Prestige reissue label Mobile Fidelity Sound Lab (MoFi) has won a federal judge’s approval to issue a $25 million settlement in order to resolve a 2022 fraud lawsuit, Billboard reports and documents viewed by Pitchfork confirm.
The complaint, filed in Washington federal court last summer, accused the company of marketing their LPs as purely analog while using Direct Stream Digital (DSD) technology in its vinyl production. MoFi confirmed that allegation shortly before the suit was filed. Months prior, MoFi had opened a new vinyl pressing plant in Oxnard, California, which they heralded as America’s “premier vinyl production facility.”
That August, MoFi customers Stephen J. Tuttle and Dustin Collman filed a proposed class action in Washington federal court, alleging that MoFi’s branding had been “deceptive and misleading” and had tricked them into paying higher prices for ultimately lesser quality vinyl.

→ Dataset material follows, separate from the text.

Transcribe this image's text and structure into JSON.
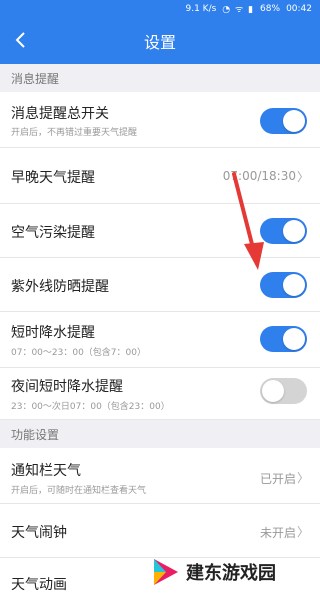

Subsequently, plaintiff Adam Stiles of Charlotte, North Carolina filed another proposed class action lawsuit that year, pointing to his purchase of a $40 Pretenders album released by MoFi, which the company claimed was pressed from the “original master recording.” “Had Mr. Stiles been aware that the record used digital remastering or DSD technology, he would not have purchased the record, or would have paid significantly less for it,” the lawsuit noted. It also claimed that other members of the potential class action lawsuit were similarly impacted by paying a higher price for records with that label.
Stiles’ complaint alleged fraud, deceptive trade practices, breach of warranty (express and implied), unjust enrichment, and more. He sought restitution and damage on behalf of himself and the proposed class.
Back in February, Billboard reported that MoFi had reached a settlement with Tuttle, Collman, and additional plaintiffs that could reach up to $25 million—but that several customers objected to the deal, saying it was “tainted by the stink of collusion.” The proposed settlement offered two options for tens of thousands spurned customers: They could return their eligible purchases for a full refund, or, they could keep the records and receive a 5% cash refund or a 10% refund in credit. The settlement would have allowed MoFi to continue denying any wrongdoing.
The proposed settlement was expected to compensate roughly 40,000 consumers who bought albums marketed as analog. However, attorneys who filed similar complaints against MoFi claimed that they were not consulted about the “inadequate, collusive settlement” and that it was reached by “ineffectual” lawyers.
On Tuesday (May 9), U.S. District Judge James L. Robart preliminarily approved the settlement, rejecting claims that it was the result of collusion. Robart ruled that “the Amended Settlement Agreement is fair, adequate, and reasonable pursuant to Federal Rule of Civil Procedure,” per court documents. The settlement is still pending final approval.